2. Powerful Questions – Ask questions from a place of curiosity and exploration to deepen the other person’s learning. For example, ask open-ended question vs. closed-ended questions. If the person can answer with a simple yes or no, that is not a powerful question. For example – Instead of “Did you talk with your manager?” ask “Who have you talked with? Who do you need to talk with?” Ask questions to challenge a new perspective like “What do you think the other person might be feeling right now?” or “What role did you play in this situation?” Sometimes the most powerful question or statement is “Tell me more” or “And what else?”
JN: I’m already a great communicator, why should I attend your session to learn how to be a “coach?”
SNW: When I hear “great communicator,” I think of someone who is really good at talking and explaining their ideas – which is different than coaching. While the skills of coaching are the same as great communication skills, what makes it different is your intent. Your goal is not for you to be understood, but instead for the other person to better under themselves and the situation.
As a point of clarification, while we will facilitate a powerful coaching exercise for attendees, we will not teach people how to coach. Instead, our focus is on the larger company strategy. How do you create a coaching culture? People who are interested in coaching in their organizations should attend because we will we share our strategy in detail, they will experience an exercise that will help them and their managers’ listen more deeply, and we will answer questions. Not to mention we also have a few surprises for the participants.
JN: I always like to close with this question, what do you like to do for fun?
SNW: Play is an important value in my life, I call it Plurpose (play with purpose). I love playing games of all types with friends and family. My husband and I collect vintage Nintendo games and have an ever-growing game room we like to share with others. I LOVE learning and am prone to inspiration so I have an unhealthy addiction to books in my field of work. Another fun fact is I have performed improvisation and stretch that muscle whenever possible for the past 13 years.
JN: Thank you Sara for taking the time to chat, I truly appreciate it!
Sara Noll Wilson and Erin Barfels of ARAG North America will be presenting “Creating a Coaching Culture” on Monday, June 19, 2017 at 10:45am and on Tuesday, June 20, 2017 at 7:00am. Two sessions, an amazing topic, you have no excuses to not make their session. Heck, with Sara’s improv background I can already tell you that this is not a session to be missed (No pressure Sara…jk).

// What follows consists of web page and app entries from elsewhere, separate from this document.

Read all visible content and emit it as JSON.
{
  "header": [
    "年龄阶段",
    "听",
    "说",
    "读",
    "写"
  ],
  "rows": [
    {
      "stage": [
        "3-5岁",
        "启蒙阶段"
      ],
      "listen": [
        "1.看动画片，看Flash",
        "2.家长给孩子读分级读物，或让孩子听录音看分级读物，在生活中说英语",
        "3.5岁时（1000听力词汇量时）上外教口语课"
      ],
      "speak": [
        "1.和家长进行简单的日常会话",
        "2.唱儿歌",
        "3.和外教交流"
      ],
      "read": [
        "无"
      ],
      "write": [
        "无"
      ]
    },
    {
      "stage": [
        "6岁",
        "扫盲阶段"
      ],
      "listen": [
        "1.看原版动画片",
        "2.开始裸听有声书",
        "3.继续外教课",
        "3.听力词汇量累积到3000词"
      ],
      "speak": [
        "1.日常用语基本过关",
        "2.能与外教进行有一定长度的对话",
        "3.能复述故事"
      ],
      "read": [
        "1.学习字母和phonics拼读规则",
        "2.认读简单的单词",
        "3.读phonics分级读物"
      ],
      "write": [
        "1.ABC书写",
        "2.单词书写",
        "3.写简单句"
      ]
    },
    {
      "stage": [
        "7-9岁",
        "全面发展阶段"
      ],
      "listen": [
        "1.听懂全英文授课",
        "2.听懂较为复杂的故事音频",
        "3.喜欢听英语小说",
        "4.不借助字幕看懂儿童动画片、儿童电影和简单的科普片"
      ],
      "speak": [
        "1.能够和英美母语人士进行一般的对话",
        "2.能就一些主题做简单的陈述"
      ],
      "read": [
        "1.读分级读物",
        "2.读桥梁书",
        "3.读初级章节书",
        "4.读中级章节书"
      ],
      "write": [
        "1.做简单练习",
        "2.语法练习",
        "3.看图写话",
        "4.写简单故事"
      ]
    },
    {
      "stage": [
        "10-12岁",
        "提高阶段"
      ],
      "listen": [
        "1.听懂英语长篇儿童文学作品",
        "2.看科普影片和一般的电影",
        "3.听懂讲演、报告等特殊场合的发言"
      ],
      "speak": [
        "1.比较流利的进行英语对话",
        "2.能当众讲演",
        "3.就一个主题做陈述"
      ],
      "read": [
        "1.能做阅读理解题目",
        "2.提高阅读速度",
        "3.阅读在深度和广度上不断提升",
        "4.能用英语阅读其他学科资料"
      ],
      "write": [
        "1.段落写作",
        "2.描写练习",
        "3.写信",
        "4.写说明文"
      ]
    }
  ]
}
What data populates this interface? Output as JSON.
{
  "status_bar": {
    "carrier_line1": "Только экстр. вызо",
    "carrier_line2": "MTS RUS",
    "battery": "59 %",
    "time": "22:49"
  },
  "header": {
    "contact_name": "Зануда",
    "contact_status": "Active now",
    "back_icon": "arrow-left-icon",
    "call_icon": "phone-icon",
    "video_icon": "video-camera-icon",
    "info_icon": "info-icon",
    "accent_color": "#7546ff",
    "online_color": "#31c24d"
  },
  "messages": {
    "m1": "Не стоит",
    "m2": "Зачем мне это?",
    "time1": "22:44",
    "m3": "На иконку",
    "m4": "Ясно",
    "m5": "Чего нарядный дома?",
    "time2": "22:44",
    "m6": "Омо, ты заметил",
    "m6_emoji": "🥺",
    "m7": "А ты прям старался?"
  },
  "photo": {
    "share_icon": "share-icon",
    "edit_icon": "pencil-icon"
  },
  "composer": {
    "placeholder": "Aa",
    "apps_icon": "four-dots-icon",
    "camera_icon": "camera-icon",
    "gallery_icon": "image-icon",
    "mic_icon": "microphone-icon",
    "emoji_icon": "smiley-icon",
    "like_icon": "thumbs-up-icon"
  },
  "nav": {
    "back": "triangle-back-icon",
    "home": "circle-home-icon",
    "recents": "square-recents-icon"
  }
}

Sarah Noll Wilson is an innovative and creative talent development specialist with a passion for helping organizations, teams, and individuals discover their greatness and live intentionally. She has more than 13 years of talent development experience representing key organizations in the central Iowa business community. Sarah holds a master’s degree specializing in leadership development. She is an adjunct professor at Drake University where she teaches graduate classes on leadership development, and a guest lecturer at the University of Northern Iowa’s School of Business. Sarah is a trained coach and when she isn’t facilitating, learning, or performing, she and her husband are puppy parents to Seymour and Sally.